Cofactors in the synthesis of serotonin are vitamins B6, B3, and magnesium. . Therefore these two vitamins and minerals are essential in the production of L-Tryptophan in aiding in the treatment of insomnia. As well, L-Tryptophan is often regulated by insulin, therefore, glucose levels can affect the level of insomnia that a person experiences. . Researchers state an appropriate recommended amount of L-Tryptophan for an individual experiencing insomnia should be around 2,000mg (2g). [2;3]. Although some studies say that 1-1.5g can be just as effective. .
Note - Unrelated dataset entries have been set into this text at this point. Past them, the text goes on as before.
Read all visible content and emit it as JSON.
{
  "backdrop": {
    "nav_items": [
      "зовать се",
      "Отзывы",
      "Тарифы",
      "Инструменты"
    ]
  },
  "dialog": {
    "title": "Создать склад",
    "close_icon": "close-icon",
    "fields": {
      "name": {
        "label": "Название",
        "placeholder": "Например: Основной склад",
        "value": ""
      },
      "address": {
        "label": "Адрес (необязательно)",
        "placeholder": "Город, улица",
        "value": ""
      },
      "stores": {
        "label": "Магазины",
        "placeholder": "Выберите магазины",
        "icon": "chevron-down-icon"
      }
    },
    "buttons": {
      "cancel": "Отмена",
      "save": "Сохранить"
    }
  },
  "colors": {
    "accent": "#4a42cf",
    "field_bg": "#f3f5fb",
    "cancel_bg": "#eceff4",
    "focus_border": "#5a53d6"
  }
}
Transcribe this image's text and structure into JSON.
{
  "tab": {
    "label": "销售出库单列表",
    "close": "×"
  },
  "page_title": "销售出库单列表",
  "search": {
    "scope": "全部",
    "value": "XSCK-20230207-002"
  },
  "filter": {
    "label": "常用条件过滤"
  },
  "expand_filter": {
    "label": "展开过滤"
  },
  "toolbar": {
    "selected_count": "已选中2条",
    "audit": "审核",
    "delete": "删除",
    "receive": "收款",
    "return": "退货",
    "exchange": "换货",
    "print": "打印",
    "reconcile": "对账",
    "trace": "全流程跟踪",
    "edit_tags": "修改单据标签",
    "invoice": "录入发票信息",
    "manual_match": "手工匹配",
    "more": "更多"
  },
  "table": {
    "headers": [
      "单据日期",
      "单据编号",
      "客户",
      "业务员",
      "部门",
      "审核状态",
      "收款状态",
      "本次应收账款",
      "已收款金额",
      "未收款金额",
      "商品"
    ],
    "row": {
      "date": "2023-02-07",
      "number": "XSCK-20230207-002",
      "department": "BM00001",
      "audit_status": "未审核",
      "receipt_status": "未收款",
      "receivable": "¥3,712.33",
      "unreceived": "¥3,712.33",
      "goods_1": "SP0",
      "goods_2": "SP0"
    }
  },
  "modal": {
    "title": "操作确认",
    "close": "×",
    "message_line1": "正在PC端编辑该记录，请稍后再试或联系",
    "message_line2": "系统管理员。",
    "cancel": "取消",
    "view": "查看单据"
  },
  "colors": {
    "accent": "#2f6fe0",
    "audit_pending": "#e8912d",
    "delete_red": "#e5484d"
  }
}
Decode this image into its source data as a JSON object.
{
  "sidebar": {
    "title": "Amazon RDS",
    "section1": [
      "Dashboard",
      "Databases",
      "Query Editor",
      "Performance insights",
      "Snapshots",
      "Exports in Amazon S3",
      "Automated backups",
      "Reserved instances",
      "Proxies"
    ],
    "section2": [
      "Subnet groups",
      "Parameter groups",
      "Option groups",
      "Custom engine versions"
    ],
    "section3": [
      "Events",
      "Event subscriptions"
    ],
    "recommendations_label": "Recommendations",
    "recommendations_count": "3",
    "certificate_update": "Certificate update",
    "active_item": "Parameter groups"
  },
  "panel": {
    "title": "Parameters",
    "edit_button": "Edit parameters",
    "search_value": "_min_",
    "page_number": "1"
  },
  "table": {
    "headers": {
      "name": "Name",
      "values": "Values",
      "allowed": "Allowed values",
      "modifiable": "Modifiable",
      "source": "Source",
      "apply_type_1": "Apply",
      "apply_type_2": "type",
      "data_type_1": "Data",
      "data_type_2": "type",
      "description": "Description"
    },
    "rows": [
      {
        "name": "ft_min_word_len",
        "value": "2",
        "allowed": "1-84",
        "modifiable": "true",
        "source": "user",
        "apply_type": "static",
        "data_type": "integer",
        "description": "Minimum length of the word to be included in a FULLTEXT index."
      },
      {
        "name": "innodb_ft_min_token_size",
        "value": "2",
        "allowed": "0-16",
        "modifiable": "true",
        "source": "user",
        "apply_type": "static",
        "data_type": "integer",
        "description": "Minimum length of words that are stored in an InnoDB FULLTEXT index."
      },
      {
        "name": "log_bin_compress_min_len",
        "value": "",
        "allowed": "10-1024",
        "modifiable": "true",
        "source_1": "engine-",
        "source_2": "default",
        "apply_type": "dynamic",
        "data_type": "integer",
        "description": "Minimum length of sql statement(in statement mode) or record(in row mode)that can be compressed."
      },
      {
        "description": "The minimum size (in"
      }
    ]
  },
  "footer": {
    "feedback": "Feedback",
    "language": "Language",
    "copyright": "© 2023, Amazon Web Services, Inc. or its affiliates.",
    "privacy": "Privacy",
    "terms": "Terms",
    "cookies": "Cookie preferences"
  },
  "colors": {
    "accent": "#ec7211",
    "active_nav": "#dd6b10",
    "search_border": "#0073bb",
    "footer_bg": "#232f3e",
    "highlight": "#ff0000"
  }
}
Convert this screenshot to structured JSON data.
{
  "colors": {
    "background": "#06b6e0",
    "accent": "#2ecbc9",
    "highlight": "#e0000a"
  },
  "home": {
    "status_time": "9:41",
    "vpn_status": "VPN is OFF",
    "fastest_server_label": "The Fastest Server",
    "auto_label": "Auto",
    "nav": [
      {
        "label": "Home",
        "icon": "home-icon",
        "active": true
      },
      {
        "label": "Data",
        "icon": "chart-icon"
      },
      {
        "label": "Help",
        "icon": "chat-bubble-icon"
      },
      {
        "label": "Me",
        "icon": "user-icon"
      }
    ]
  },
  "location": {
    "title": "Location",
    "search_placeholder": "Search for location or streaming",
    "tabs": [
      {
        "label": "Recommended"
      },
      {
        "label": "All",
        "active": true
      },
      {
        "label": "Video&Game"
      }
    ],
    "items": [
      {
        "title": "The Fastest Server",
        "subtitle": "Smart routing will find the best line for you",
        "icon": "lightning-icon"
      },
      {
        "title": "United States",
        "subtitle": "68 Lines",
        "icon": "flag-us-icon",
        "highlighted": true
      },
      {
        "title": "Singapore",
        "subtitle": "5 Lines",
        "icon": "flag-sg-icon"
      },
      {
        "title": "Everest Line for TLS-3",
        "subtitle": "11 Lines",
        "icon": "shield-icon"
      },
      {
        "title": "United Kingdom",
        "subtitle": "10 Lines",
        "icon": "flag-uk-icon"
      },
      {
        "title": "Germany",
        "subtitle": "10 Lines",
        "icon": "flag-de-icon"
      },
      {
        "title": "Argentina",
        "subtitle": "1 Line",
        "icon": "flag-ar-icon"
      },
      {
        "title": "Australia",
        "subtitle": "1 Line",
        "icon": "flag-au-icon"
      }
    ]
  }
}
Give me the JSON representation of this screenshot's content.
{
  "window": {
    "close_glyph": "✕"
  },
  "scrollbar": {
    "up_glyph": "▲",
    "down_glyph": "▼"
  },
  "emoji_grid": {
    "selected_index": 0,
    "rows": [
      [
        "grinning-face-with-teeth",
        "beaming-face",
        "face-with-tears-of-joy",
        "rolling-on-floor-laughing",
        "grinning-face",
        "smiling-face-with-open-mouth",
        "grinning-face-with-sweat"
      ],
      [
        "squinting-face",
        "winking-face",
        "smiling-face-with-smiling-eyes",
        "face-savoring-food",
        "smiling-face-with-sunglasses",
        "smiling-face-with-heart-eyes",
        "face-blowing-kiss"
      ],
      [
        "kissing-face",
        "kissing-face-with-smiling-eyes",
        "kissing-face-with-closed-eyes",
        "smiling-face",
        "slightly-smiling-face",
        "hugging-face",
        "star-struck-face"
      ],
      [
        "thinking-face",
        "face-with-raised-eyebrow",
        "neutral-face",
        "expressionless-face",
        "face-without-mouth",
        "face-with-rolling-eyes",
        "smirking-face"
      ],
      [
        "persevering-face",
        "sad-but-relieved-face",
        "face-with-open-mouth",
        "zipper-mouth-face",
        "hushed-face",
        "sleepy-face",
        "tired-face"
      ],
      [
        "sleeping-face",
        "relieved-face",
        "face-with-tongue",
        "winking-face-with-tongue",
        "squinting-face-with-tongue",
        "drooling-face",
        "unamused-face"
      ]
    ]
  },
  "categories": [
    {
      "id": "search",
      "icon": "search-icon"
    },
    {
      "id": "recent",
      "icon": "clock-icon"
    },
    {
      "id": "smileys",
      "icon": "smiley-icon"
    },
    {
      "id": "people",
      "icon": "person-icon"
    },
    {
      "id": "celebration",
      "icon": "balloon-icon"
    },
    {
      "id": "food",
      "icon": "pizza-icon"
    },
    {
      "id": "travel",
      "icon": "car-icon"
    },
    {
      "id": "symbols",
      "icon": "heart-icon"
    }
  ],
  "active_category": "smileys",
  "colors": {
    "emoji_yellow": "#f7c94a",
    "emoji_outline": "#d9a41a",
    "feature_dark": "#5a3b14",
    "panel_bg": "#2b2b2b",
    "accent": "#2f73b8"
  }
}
The Sleep Questionnaire provided by the Institute of Functional Medicine, along with the Suggestions for Better Sleep PDF is highly recommended by other health practitioners. [6;9].The Suggestions for Better Sleep PDF gives clients tons of information about how to reduce stressors to enable better sleep cycles. . The questionnaire is a great tool to assess where the lifestyle patterns intrude into the clients' life. .
L or D Tryptophan?
L-Tryptophan can be taken in supplementation form at 1-2g q.d. or can be eaten as a food. Nonetheless, Tryptophan itself should be taken with caution, especially when choosing supplements as there are two types of tryptophan:
The position of the molecule makes the difference. D tryptophan is the isomer of L tryptophan. Although, D tryptophan is unable to convert into kynurenic acid, which is extremely important for neuro-activity. As L tryptophan is able to negate through the kynurenic pathway. .The kynurenic pathway is a protector of neuro pathways aiding as an inhibitor for the excitotoxic pathway. Thus enabling neuro-activity to give way and allow the brain to sleep. Therefore, choosing L-Tryptophan is essential to treating insomnia.
Foods that can be integrated as supporters of L-Tryptophan are:
elk, roasted, (0.55g)
egg white, raw, (0.18g)
goat meat, cooked, (0.4g)
pork chop, cooked, (0.33)
haddock, cooked, (0.26)
blue crab, cooked, (0.25)
seaweed [spirulina], raw, (0.1g)
spinach leaf, raw, (0.1g)
(Table adapted from Cronometer Professional, 2019). .
Ask The Oracle [Tryptophan]. (n.d.). Cronometer Professional. Retrieved from https://cronometer.com/pro/#foods (Links to an external site.).
Demisch, K., Bauer., & J, Georgi, K. (1987). Treatment of severe chronic insomnia with L-tryptophan and varying sleeping times. Pharmacopsychiatry, 20(6):245-8.
Pizzorno, J., Murray, M., Joiner-Bey, H. (2016). The clinician’s handbook of natural medicine (3rd ed.). St. Louis, MO: Elsevier.
Ross, K. (2019). NUTR 636: Module 2 [Insomnia PDF]. Retrieved from Lecture Notes Online Web site: https://learn.muih.edu
Schneider-Helmert, D. & Spinweber, C. L. (1986). Evaluation of L-tryptophan for treatment of insomnia: a review. Psychopharmacology, 89(1):1-7. Retrieved from https://www.ncbi.nlm.nih.gov/pubmed/3090582 (Links to an external site.)
Sleep Questionnaire [PDF]. (2016). Institute for Functional Medicine. Retrieved from https://ifm.myabsorb.com/ (Links to an external site.)
StressStopInc. (2013, May 28). Q & A with Dr. Rubin Naiman - sleep expert [Video File]. Retrieved from http://www.youtube.com/watch?v=qrluJLM_ePA (Links to an external site.)
Stone, T. W. (2001). Kynurenic acid antagonists and kynurenine pathway inhibitors. Expert Opinion on Investigational Drugs, 10 (4):633-45. Retrieved from https://www.tandfonline.com/doi/abs/10.1517/13543718.104.22.1683 (Links to an external site.)
Suggestions for Better Sleep [PDF]. (2016). Institute for Functional Medicine. Retrieved from https://ifm.myabsorb.com/ (Links to an external site.)